Imagine if you couldn’t afford to properly diaper your child. There are countless moms who have to scrimp and save just to keep a clean diaper on their child, and some of them can’t, so they resort to leaving their babies in dirty diapers longer than usual. Consequently, more babies are suffering from diaper rash.
One state aims to change that.
Tomorrow is “Diaper Need Awareness Day” in the state of Connecticut. Gov. Dan Malloy proclaimed the day as part of a campaign by The Nutmeg State with the intention of pressuring Washington into providing free diapers to low-income families.
This movement comes on the heels of Rep. Rosa DeLauro working to amend the Child Care and Development Block Grant Act of 1990 which helps low-income mothers pay for day care services. DeLauro wants the funding to include diapers and diaper supplies. She estimates that families pay about $100 a month for diapers which is simply too expensive for many struggling families:
“No family should have to choose between buying diapers for their child or buying groceries but that is exactly what is happening today,” DeLauro said in a statement. “Diapers are expensive, but necessary, to keep children health and in daycare, giving their parents the freedom they need to work.”
A recent survey backed up their assertions and maintained that more parents are cutting back on diapers because they can’t afford the expense. But the move for the government to provide diapers is a hot button issue. Many parents feel that people shouldn’t have kids they can’t take care of and they are against the idea of providing anything else to lower income parents. But isn’t that idea a tad judgmental and doesn’t it focus on the adults in the scenario rather than the babies that need the diapers?
I don’t have a problem with people on government assistance receiving diapers as part of the package. If a family is needy enough to qualify for it, why should people who don’t need it object? Wouldn’t it be nice if one or more of the larger companies made a deal with the government to supply diapers at a mass discount to keep costs down?
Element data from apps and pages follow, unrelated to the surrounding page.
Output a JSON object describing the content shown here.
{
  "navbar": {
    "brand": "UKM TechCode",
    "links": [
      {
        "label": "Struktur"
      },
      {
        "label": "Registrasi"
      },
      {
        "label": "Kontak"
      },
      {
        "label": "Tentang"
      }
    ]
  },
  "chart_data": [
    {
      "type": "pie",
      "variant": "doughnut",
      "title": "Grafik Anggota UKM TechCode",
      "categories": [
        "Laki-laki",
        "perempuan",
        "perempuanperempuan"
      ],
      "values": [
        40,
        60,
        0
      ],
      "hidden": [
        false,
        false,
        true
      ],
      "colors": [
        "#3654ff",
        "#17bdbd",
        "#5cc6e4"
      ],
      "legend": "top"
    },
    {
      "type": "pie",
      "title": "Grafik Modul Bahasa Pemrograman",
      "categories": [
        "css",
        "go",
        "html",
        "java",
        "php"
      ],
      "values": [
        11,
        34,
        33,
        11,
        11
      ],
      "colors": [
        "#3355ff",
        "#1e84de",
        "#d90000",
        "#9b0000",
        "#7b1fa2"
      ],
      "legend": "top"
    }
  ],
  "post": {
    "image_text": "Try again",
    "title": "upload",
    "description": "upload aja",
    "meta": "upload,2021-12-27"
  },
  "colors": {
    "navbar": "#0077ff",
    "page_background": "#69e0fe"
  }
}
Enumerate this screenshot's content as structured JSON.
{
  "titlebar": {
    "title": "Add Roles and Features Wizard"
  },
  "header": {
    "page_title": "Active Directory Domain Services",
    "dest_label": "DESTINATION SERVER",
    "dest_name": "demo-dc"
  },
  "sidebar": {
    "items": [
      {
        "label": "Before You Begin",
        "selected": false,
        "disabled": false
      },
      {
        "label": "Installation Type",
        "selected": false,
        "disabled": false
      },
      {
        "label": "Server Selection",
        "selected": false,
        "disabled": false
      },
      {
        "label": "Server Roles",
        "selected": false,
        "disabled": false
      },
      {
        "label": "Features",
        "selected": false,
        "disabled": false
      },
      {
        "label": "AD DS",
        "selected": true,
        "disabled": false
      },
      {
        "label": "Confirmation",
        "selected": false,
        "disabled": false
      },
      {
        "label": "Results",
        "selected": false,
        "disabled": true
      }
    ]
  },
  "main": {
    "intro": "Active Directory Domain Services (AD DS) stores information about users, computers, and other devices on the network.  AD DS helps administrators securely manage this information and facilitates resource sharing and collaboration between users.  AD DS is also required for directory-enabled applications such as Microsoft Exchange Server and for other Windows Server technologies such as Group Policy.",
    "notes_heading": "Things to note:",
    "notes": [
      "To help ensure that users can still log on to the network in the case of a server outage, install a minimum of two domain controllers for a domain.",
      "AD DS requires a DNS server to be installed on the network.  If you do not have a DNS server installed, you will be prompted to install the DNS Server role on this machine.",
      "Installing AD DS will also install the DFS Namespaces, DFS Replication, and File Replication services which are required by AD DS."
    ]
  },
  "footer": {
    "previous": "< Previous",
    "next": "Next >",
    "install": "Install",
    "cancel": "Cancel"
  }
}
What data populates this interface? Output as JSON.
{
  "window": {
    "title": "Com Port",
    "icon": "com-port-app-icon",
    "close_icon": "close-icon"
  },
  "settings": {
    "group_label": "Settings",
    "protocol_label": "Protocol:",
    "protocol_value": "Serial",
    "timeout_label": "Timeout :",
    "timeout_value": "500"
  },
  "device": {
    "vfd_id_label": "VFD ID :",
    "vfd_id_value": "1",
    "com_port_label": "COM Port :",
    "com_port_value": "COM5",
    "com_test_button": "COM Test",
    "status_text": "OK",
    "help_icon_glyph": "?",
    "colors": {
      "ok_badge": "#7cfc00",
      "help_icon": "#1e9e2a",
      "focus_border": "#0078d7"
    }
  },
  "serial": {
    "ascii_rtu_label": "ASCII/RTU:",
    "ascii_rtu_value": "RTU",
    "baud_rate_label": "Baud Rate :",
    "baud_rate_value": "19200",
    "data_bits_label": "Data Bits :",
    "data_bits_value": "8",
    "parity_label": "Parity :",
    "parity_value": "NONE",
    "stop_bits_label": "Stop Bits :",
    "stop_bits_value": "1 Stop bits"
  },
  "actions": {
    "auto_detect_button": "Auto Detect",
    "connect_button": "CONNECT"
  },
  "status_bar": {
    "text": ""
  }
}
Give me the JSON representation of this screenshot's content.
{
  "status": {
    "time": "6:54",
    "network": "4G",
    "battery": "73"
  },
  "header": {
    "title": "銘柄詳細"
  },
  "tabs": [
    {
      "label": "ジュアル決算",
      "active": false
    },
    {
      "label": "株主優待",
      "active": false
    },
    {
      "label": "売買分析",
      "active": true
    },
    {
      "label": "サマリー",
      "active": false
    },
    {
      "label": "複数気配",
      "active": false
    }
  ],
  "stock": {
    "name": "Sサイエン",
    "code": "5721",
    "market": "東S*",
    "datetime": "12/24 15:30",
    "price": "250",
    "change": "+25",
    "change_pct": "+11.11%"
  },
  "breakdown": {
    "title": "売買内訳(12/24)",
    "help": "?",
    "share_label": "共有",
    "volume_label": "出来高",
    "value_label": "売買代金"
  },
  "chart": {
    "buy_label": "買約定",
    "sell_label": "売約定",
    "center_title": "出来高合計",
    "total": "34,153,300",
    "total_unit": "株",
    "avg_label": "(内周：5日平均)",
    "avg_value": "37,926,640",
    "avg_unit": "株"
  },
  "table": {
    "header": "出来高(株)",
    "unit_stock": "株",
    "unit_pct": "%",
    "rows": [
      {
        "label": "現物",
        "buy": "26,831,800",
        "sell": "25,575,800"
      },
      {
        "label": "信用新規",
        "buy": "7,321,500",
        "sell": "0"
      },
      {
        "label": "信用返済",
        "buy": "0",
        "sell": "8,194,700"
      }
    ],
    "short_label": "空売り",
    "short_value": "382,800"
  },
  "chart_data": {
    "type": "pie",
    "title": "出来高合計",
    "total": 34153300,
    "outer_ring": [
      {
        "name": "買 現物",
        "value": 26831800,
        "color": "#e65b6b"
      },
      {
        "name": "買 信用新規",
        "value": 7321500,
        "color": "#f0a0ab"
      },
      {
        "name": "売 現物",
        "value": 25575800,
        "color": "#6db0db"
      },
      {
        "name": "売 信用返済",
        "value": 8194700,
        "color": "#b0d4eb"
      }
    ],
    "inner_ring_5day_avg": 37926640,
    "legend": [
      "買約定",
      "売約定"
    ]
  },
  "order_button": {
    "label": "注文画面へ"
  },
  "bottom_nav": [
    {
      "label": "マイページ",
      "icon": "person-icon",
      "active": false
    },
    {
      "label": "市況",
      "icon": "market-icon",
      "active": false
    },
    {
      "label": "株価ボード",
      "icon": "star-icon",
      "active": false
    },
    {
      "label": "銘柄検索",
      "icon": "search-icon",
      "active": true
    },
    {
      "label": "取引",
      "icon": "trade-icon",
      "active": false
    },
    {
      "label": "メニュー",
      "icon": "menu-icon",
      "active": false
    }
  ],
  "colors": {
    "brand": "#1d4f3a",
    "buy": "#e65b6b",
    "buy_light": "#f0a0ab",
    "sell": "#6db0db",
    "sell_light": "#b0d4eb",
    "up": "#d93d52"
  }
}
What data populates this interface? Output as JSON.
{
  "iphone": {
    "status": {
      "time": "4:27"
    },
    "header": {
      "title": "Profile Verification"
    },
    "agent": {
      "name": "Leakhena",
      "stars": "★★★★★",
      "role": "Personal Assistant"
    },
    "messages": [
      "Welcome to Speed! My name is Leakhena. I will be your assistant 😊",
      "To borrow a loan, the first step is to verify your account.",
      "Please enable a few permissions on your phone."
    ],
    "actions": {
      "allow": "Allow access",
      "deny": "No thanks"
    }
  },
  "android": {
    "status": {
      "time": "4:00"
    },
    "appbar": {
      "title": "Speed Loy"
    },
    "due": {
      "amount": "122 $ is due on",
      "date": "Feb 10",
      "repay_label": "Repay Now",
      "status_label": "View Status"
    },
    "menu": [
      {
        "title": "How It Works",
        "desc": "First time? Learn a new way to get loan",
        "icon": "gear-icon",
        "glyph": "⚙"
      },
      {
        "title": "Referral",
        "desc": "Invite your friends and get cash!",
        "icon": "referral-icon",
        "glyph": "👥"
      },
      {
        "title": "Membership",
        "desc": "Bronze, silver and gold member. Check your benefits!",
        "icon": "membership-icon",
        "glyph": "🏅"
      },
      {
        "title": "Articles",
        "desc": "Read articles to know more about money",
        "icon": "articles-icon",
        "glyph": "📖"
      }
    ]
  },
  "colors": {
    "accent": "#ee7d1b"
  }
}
When it comes to an item like diapers, which directly affects babies, I don’t think it should be a question.